Page and application data records

╔══

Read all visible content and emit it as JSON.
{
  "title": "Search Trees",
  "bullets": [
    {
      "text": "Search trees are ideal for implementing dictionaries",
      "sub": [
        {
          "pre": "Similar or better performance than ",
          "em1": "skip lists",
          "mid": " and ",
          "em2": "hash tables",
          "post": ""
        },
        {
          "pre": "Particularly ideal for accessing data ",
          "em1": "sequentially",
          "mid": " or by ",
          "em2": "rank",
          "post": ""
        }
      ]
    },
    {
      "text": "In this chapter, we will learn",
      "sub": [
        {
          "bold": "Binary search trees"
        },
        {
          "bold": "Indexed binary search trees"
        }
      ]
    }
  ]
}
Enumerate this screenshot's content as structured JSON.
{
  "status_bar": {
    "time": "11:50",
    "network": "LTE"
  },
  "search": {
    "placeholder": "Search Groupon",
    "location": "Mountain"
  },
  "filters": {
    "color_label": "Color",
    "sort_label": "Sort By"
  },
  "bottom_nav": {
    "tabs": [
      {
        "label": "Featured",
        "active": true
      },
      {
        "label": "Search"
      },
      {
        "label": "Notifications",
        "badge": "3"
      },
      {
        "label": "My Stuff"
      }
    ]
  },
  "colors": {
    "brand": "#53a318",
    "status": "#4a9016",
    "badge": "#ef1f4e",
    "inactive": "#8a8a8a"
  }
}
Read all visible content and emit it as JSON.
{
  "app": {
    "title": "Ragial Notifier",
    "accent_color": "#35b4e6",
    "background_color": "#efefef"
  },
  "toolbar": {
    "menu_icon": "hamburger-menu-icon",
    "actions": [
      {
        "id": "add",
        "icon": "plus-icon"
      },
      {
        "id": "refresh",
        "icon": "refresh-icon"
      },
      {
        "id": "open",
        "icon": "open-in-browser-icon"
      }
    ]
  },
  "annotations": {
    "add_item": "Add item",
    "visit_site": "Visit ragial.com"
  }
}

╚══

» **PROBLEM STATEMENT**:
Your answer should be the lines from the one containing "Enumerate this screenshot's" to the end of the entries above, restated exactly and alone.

» **OUTPUT**:
Enumerate this screenshot's content as structured JSON.
{
  "status_bar": {
    "time": "11:50",
    "network": "LTE"
  },
  "search": {
    "placeholder": "Search Groupon",
    "location": "Mountain"
  },
  "filters": {
    "color_label": "Color",
    "sort_label": "Sort By"
  },
  "bottom_nav": {
    "tabs": [
      {
        "label": "Featured",
        "active": true
      },
      {
        "label": "Search"
      },
      {
        "label": "Notifications",
        "badge": "3"
      },
      {
        "label": "My Stuff"
      }
    ]
  },
  "colors": {
    "brand": "#53a318",
    "status": "#4a9016",
    "badge": "#ef1f4e",
    "inactive": "#8a8a8a"
  }
}
Read all visible content and emit it as JSON.
{
  "app": {
    "title": "Ragial Notifier",
    "accent_color": "#35b4e6",
    "background_color": "#efefef"
  },
  "toolbar": {
    "menu_icon": "hamburger-menu-icon",
    "actions": [
      {
        "id": "add",
        "icon": "plus-icon"
      },
      {
        "id": "refresh",
        "icon": "refresh-icon"
      },
      {
        "id": "open",
        "icon": "open-in-browser-icon"
      }
    ]
  },
  "annotations": {
    "add_item": "Add item",
    "visit_site": "Visit ragial.com"
  }
}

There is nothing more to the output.